Simply put, an expected goals rate (xGF%) above 50% is considered good because it means a team is creating the majority of the scoring chances. Anything below 50% is usually a sign that a team is struggling to control play.
xG numbers cited from Evolving Hockey.
“Get rid of the Seaward.”
“I’ll leave when I’m good ready.”
The Flames team social media hashtag – #CofRed, is a nod to their still absent fan base. While it’s a far more G-rated ‘C’/SEA pun, the team brass decided to get rid of a key character when they fired their head coach, Geoff Ward, 10 games ago. Since then the Flames are just 4-6, even with a 3-game win streak boost when new coach Darryl Sutter joined the team behind the bench.
While the record doesn’t look good, and panic is very much a possibility as we reach the season’s final stretch, there has been some improvement as the Flames start to look like the team their new coach wants them to be. While their even-strength HDC totals have dropped from an average of 8.16 to 7.1 per game, their xG 5-on-5 hasn’t changed, holding steady at 1.73. Sutter’s defensive mentality is affecting change.
The Flames were giving up 1.65 even-strength expected goals against (xGA) and allowing 8.1 HDC at even-strength before the coaching change. Since then, the Flames are allowing 1.50 xGA and just 6.4 HDC per game.
So why the poor results? The Flames have gone through a period of low-conversion when it comes to their HC during 5-on-5 play. In these last 10 games, they’ve scored on just six of their 71 HDC. That’s a rate of just 8.4%, compared to 12.2% prior to the coaching change.
Did Darryl Sutter make the Flames worse at converting those chances? That’s not really something that can be attributed to coaching. Simply put, if we can expect the Flames to progress towards their previous average of 12.2% (which was still below league-average) then they’ll score approximately twice as many goals in their next 71 HDC at even-strength.
Betting Analysis & Pick
“I don’t understand the question, and I won’t respond to it.”
Will the Flames return to the mean start on Friday, March 26? That’s not a question we can answer, even if hopefully we do understand the math behind it. When it comes to betting this matchup, we have to look at the price.
My “Let’s Do That Hockey” model, as heard on “THE WINDOW: Sports Betting Podcast,” makes the true moneyline price WPG +123/CGY -123. With the common opening price of CGY -125/WPG +105, there certainly isn’t any value on the Jets, which has been a common refrain for a team we have struggled to determine a reliable value on for almost two years.

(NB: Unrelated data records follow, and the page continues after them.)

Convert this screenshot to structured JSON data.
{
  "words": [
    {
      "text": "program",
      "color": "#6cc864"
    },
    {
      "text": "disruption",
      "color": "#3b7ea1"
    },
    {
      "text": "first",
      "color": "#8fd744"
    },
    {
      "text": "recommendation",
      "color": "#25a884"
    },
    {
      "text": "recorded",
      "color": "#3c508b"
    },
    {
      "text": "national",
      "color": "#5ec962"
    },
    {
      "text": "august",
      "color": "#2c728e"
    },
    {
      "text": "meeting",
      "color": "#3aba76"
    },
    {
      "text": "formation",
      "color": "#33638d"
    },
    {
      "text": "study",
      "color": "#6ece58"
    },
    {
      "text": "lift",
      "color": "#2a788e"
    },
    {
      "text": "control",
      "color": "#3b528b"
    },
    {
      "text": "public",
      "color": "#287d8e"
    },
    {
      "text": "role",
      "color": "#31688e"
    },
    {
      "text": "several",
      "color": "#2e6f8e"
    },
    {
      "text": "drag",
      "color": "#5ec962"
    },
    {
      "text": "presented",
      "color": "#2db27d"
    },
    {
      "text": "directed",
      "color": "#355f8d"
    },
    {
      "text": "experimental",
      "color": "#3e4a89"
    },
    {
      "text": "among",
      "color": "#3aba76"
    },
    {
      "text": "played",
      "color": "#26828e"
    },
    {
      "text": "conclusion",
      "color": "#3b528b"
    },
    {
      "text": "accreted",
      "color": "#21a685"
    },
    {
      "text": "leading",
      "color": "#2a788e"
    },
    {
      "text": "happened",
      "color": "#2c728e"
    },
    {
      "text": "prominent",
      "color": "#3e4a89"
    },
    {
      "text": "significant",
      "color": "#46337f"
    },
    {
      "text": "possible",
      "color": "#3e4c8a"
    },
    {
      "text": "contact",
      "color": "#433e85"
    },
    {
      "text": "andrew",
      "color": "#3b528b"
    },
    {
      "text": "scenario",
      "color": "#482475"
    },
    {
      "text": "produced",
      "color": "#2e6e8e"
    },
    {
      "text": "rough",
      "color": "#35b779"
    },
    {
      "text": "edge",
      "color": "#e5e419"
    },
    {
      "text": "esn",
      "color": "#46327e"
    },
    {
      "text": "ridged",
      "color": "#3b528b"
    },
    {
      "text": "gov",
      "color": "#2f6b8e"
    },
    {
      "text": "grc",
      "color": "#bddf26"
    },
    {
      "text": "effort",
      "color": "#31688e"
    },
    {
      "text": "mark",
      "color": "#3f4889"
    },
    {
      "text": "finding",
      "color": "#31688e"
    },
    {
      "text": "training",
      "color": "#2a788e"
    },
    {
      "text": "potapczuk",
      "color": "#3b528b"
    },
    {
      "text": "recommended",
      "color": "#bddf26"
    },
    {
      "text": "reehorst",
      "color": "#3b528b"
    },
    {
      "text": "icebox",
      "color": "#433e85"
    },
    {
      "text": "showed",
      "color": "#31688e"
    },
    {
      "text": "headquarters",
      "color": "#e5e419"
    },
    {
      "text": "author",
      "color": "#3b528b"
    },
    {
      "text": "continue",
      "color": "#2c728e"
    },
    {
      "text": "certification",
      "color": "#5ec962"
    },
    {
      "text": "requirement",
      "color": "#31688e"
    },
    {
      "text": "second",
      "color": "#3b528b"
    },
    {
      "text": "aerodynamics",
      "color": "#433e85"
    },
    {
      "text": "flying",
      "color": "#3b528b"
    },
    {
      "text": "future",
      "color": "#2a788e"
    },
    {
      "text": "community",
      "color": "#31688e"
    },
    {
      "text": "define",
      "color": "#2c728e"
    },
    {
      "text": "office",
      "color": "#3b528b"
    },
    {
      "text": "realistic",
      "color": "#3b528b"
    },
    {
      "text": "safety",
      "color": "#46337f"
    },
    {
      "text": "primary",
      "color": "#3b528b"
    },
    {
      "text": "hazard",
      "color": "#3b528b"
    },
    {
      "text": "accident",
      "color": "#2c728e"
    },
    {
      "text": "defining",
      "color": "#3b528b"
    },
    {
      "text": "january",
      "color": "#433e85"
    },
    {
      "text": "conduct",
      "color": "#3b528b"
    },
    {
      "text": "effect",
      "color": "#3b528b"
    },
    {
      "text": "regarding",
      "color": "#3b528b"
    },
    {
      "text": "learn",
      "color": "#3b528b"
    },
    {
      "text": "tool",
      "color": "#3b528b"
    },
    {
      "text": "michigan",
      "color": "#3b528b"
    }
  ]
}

Given that the Flames biggest issue since bringing in Sutter, has been their conversion rate, I think they’re being undervalued at this price.
Pick: Flames (-125 or better)